• _Exercise_:
For each line below that holds the string "data", add one to a tally; report that tally alone.

• _Provided material_:
--- START ---

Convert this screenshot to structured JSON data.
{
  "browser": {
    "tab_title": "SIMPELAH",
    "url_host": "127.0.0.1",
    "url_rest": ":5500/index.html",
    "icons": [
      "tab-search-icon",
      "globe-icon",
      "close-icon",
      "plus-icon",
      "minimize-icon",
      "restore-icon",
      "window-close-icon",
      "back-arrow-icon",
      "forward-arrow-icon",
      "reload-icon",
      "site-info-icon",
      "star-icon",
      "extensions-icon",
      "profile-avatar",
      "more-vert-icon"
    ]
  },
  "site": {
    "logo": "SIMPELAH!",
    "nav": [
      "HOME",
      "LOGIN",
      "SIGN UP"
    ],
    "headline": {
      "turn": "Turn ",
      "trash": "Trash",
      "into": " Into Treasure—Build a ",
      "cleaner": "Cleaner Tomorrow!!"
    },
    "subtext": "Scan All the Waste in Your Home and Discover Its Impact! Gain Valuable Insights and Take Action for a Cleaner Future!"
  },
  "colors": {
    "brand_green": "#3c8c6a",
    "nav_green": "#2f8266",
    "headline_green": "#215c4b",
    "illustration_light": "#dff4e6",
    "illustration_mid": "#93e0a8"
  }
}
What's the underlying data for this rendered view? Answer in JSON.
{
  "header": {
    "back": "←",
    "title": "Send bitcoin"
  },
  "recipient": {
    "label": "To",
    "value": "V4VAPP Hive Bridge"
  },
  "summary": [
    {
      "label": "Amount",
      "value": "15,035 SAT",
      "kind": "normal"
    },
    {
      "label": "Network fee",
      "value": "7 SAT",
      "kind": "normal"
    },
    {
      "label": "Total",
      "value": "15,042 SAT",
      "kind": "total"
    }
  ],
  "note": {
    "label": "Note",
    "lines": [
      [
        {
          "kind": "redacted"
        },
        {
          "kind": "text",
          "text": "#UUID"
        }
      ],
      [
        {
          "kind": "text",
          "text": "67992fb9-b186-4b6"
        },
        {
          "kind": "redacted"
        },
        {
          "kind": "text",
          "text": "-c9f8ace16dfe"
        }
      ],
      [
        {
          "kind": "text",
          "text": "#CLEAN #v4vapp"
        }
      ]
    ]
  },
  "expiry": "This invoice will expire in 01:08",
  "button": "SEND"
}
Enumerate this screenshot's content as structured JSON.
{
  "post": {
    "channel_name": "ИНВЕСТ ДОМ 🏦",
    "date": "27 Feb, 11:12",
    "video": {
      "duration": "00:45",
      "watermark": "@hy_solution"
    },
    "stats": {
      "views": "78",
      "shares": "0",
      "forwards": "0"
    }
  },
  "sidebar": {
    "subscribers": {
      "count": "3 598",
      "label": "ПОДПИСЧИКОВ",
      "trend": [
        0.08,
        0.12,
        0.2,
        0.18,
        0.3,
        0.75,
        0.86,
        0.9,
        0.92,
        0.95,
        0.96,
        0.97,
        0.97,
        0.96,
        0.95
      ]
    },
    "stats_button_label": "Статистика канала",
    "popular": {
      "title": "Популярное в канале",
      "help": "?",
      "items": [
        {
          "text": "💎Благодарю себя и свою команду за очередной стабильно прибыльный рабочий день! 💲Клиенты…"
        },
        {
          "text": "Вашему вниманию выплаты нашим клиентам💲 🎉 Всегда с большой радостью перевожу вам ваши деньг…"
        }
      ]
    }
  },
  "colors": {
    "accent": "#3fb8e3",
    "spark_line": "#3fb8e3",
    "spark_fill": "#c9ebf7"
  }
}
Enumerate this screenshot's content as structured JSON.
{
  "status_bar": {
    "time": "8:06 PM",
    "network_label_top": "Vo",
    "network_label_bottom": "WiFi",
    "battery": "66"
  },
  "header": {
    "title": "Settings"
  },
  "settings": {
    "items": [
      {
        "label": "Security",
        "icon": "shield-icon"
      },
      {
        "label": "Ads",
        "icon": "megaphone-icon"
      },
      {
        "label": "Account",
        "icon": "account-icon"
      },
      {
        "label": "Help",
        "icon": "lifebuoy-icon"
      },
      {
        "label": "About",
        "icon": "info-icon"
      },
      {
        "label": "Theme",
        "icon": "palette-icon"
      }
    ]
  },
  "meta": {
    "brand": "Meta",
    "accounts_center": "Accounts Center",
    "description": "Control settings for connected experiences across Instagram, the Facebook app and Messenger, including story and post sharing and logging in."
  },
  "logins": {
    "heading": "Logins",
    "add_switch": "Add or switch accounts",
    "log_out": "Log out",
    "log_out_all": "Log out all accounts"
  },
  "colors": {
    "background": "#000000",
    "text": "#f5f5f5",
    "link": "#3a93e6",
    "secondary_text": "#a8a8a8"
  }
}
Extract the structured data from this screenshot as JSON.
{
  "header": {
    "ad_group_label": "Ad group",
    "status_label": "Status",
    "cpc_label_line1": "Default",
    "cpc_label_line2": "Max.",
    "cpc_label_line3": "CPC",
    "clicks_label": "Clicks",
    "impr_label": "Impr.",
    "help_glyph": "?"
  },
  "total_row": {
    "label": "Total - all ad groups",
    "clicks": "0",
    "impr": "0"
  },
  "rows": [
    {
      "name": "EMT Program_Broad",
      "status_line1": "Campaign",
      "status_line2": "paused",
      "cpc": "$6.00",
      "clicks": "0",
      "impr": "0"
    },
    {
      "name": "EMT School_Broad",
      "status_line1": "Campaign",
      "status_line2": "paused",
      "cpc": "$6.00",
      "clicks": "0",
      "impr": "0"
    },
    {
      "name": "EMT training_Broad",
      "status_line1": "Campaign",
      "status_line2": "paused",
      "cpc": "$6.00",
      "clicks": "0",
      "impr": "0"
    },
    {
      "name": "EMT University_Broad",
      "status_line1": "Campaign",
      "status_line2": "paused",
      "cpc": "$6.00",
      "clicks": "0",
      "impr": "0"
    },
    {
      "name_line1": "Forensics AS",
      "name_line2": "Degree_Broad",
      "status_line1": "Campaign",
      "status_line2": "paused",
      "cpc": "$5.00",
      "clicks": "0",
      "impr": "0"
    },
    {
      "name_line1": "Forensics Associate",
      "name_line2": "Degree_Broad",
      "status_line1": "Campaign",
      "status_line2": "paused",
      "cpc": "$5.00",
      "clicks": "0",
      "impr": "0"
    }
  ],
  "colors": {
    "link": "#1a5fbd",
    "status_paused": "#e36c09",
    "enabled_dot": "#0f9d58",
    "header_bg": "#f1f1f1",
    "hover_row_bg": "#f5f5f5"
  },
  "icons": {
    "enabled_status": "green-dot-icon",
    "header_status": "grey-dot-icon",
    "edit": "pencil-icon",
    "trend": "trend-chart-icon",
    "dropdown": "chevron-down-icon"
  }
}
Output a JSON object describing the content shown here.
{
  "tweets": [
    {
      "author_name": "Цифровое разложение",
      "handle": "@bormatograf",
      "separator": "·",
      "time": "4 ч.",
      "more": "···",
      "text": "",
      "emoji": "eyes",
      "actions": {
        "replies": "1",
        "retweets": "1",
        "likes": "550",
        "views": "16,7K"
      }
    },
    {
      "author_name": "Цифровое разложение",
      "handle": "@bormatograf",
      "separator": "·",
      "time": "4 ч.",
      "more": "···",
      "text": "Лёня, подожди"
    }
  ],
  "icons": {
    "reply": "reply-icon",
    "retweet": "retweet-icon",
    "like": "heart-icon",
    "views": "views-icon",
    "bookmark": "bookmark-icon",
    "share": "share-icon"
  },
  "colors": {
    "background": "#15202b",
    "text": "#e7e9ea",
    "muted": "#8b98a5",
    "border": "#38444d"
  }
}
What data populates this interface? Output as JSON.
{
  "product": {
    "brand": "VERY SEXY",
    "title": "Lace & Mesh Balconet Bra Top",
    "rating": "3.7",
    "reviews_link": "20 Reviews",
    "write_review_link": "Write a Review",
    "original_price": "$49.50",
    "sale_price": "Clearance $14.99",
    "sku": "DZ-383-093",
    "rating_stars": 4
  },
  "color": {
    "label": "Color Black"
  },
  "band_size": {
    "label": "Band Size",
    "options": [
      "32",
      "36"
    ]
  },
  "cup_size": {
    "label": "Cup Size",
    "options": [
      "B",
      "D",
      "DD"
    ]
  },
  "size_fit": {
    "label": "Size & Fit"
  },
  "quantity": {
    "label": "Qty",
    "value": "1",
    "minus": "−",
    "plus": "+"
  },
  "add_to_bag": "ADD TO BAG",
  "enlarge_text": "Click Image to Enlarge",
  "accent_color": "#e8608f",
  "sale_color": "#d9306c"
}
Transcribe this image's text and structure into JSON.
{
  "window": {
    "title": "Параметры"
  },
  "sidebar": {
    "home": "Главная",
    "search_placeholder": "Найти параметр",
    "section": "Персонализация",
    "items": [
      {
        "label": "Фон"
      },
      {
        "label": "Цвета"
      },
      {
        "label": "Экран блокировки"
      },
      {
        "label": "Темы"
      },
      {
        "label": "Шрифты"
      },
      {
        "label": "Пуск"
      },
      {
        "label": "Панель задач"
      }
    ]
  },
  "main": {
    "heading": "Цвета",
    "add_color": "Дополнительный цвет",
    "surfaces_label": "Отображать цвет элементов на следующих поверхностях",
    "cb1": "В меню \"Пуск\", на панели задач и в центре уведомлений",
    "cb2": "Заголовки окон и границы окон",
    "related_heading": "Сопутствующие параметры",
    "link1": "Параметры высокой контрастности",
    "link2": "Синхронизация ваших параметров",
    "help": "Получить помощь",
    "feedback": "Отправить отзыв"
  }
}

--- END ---

• _Answer section_:
4